By law, a person commits bigamy when he marries or purports to marry another person (1) in this state if either is lawfully married or (2) in any other state or country in violation of the laws thereof and knowingly cohabits and lives with such other person in this state as husband and wife. Bigamy is a class D felony, punishable by up to five years in prison, a $ 2,000 fine, or both (CGS § 53a-190).
As with incest, the state's public policy against bigamy dates back 300 years. However unlike incest, the bigamy statute does not state that bigamous marriages are void in this state. Thus, a court would likely analyze whether a bigamous marriage, like an incestuous one, contravenes a strong state policy. In so doing, the court might find that Connecticut courts have refused to enforce claims under foreign law where this state's deeply rooted criminal statute prohibit recognition of the right (Ciampittiello v. Campitello, 134 Conn. 51 (1947); Singh v. Singh, 213 Conn. 637 (1990)).
After this analysis, the court would likely reach the same conclusion as the Catalano and Singh courts when determining the validity of a bigamous marriage.
By law, a court must grant an annulment if a marriage is void or voidable under the laws of this state or of the state in which the marriage was performed (CGS § 46b-40 (a)). An annulment declares that a marriage never existed as opposed to a dissolution, which dissolves an otherwise lawful marriage.
Connecticut courts have declared marriages void and granted annulments based on numerous different grounds, including fraud, mental incapacity, duress, and incest. In fact in 1990, the State Supreme Court held that a marriage between persons related to one another as half-uncle and half-niece is void under General Statutes 46b-21 and 53a-191 as incestuous (Singh, id).

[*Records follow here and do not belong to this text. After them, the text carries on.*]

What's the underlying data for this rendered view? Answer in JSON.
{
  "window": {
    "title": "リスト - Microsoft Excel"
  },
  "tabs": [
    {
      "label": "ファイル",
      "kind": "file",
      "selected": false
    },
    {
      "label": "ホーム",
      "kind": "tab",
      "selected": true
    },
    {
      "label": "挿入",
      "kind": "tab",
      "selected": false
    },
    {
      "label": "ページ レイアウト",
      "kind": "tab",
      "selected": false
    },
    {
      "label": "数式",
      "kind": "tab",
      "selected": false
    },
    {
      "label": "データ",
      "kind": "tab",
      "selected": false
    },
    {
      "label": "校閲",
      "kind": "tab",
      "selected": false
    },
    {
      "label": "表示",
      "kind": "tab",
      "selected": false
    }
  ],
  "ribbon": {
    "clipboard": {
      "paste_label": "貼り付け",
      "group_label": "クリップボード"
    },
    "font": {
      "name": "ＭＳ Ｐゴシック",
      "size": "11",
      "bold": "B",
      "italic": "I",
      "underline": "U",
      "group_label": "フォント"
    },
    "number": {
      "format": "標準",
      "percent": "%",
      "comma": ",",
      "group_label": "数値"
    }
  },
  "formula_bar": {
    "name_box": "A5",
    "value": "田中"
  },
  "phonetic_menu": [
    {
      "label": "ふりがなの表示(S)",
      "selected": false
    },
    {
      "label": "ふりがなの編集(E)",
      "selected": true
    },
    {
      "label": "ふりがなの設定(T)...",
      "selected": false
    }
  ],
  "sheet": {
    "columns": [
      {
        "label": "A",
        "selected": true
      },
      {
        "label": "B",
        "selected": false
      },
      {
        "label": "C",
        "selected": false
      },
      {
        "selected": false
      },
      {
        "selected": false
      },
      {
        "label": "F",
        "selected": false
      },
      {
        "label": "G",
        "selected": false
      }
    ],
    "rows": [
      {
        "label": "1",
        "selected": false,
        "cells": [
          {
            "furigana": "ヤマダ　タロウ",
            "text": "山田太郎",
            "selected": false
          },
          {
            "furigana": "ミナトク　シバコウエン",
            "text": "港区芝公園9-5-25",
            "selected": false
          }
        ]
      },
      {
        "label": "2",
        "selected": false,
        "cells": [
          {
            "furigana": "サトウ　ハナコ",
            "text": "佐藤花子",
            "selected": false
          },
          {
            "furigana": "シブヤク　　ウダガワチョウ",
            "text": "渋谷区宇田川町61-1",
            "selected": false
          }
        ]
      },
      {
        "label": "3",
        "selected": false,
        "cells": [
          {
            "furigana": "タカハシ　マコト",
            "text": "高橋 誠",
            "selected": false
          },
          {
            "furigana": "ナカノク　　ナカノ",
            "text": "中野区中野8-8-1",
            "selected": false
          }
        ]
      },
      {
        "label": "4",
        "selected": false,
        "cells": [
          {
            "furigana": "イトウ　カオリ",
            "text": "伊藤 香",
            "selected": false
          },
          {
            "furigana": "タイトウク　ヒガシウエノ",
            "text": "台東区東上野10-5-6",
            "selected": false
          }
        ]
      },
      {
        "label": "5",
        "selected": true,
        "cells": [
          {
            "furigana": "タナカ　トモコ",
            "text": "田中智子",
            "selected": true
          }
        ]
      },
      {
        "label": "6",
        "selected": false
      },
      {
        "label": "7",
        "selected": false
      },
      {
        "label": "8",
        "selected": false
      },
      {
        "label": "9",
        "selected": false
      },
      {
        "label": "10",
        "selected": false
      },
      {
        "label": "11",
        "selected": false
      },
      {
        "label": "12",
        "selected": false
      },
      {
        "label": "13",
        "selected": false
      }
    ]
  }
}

As stated earlier, the law does not expressly state that a bigamous marriage is void. But the fact that bigamy is a crime and has been for 300 years may be proof of the legislature's intent to make such a marriage void in this state (Connecticut Practice, Vol. 7, Family Law and Practice, by Arnold Rutkin and Kathleen Hogan, West 1999).